### Given records ###

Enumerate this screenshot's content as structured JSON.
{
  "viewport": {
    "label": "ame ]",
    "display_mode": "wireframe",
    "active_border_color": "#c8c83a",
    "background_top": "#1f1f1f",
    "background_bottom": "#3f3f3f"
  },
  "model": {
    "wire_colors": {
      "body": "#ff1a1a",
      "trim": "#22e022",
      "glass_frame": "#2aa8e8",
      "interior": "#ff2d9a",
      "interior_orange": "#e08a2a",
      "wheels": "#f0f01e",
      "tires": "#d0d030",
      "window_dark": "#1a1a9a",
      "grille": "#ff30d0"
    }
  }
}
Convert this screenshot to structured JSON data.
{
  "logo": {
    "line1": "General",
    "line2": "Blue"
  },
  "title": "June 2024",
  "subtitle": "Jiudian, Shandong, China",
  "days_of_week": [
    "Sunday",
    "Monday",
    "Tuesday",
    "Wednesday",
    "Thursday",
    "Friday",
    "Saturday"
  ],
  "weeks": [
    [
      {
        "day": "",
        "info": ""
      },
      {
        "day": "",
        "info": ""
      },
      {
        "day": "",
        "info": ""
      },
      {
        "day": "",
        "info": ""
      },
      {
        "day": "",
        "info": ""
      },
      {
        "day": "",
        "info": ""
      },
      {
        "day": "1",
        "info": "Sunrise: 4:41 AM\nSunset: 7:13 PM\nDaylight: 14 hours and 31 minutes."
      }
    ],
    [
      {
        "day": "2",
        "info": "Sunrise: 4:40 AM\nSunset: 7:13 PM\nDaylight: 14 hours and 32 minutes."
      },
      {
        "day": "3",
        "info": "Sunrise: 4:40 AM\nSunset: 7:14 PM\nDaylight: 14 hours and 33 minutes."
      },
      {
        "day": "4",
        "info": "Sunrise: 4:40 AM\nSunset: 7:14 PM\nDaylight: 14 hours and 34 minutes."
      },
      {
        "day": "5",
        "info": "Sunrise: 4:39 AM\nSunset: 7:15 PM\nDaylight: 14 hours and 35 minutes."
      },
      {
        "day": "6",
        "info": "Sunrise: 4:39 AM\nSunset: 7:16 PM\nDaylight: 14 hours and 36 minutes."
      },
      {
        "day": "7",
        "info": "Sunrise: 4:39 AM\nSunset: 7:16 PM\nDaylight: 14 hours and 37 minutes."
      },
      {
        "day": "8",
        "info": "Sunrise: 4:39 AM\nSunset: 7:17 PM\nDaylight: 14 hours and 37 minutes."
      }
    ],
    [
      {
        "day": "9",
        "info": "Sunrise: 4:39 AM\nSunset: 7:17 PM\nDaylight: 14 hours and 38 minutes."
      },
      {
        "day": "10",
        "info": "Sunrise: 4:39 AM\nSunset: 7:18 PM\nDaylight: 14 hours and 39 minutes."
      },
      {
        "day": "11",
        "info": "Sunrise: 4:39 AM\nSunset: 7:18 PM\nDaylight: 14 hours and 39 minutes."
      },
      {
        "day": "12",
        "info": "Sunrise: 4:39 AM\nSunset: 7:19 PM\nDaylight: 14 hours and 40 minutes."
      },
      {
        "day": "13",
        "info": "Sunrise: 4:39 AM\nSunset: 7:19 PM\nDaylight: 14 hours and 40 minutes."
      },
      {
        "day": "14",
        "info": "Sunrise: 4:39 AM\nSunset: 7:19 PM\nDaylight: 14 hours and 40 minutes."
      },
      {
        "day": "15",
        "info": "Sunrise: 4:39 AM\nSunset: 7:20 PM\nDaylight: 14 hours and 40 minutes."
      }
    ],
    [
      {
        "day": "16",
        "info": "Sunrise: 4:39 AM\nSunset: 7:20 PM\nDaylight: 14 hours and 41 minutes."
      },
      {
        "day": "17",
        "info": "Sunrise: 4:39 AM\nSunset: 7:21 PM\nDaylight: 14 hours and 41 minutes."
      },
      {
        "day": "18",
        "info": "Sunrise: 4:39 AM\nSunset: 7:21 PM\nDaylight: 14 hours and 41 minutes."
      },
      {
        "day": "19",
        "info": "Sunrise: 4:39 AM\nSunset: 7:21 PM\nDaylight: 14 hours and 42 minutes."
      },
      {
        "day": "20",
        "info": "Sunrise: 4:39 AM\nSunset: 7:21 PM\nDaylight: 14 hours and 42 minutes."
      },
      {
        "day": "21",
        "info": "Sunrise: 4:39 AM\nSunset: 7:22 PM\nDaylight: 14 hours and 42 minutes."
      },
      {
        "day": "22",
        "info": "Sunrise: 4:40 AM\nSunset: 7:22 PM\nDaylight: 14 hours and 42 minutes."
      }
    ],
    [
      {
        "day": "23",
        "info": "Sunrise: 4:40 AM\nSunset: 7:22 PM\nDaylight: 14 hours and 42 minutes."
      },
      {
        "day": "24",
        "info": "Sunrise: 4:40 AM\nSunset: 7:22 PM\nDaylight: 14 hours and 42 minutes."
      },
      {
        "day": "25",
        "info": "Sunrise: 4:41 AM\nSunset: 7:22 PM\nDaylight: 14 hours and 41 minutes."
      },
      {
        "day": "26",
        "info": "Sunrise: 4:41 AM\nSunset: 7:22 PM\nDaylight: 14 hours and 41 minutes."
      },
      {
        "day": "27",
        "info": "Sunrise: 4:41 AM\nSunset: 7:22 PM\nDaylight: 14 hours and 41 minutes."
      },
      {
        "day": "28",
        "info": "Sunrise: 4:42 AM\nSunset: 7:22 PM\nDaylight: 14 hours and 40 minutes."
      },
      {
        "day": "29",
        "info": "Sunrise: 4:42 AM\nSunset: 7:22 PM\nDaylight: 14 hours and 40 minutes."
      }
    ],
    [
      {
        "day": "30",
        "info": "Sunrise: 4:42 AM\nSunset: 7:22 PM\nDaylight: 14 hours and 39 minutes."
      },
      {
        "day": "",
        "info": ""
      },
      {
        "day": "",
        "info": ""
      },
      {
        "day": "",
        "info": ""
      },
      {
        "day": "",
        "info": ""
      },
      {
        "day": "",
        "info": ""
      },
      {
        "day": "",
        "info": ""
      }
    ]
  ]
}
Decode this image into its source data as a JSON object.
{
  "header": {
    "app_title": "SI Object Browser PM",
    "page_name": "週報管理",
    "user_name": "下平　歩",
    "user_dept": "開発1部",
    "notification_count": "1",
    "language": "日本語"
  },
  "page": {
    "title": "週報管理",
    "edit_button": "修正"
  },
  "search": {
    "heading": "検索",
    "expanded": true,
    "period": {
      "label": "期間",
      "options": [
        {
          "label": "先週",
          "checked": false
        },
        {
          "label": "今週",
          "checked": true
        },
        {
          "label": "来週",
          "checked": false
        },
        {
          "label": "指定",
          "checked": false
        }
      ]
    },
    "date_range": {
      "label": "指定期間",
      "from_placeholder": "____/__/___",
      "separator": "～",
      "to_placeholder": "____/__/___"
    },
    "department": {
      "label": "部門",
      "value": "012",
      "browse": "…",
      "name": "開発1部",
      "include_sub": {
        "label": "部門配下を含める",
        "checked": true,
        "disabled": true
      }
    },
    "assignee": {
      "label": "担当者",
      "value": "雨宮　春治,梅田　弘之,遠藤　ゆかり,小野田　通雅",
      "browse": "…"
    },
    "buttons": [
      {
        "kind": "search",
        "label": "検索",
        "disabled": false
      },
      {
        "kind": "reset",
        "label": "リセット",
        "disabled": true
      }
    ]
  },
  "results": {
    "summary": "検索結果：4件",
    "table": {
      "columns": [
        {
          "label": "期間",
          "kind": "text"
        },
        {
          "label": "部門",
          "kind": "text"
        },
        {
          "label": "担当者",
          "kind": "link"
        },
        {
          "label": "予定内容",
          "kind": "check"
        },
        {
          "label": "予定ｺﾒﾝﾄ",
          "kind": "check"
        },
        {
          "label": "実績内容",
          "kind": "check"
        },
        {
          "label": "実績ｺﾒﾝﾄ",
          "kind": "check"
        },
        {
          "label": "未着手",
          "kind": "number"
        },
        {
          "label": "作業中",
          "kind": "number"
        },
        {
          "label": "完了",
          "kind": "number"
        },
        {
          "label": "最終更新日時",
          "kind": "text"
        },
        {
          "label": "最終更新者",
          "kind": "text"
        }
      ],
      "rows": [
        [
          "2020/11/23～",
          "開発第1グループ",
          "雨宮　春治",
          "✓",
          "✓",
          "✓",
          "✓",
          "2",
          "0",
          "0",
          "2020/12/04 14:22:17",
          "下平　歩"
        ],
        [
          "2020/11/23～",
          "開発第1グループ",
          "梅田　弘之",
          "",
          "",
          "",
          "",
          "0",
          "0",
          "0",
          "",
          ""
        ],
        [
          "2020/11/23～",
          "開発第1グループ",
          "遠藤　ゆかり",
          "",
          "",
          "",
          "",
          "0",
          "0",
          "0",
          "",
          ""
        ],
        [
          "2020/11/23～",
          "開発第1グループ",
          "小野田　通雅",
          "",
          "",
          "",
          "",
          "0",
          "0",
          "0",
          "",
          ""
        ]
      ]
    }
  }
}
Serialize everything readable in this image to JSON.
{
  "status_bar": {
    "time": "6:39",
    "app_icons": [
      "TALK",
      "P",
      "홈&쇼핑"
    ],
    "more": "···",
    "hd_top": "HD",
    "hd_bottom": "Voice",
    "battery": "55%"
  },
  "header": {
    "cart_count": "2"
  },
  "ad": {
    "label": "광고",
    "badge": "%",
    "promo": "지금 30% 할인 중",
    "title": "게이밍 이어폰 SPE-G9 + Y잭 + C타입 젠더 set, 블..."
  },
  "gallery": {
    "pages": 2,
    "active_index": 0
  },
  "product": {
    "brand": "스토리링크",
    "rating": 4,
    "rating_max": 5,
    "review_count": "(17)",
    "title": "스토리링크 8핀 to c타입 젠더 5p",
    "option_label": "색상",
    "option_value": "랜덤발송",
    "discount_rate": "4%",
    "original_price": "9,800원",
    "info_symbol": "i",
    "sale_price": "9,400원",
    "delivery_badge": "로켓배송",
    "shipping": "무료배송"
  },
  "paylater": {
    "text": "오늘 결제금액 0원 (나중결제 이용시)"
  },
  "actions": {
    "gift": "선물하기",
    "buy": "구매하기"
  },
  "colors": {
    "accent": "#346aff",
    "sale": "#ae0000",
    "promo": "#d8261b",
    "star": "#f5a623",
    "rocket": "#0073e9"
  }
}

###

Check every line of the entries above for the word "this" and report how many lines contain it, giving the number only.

__Your solution__. 4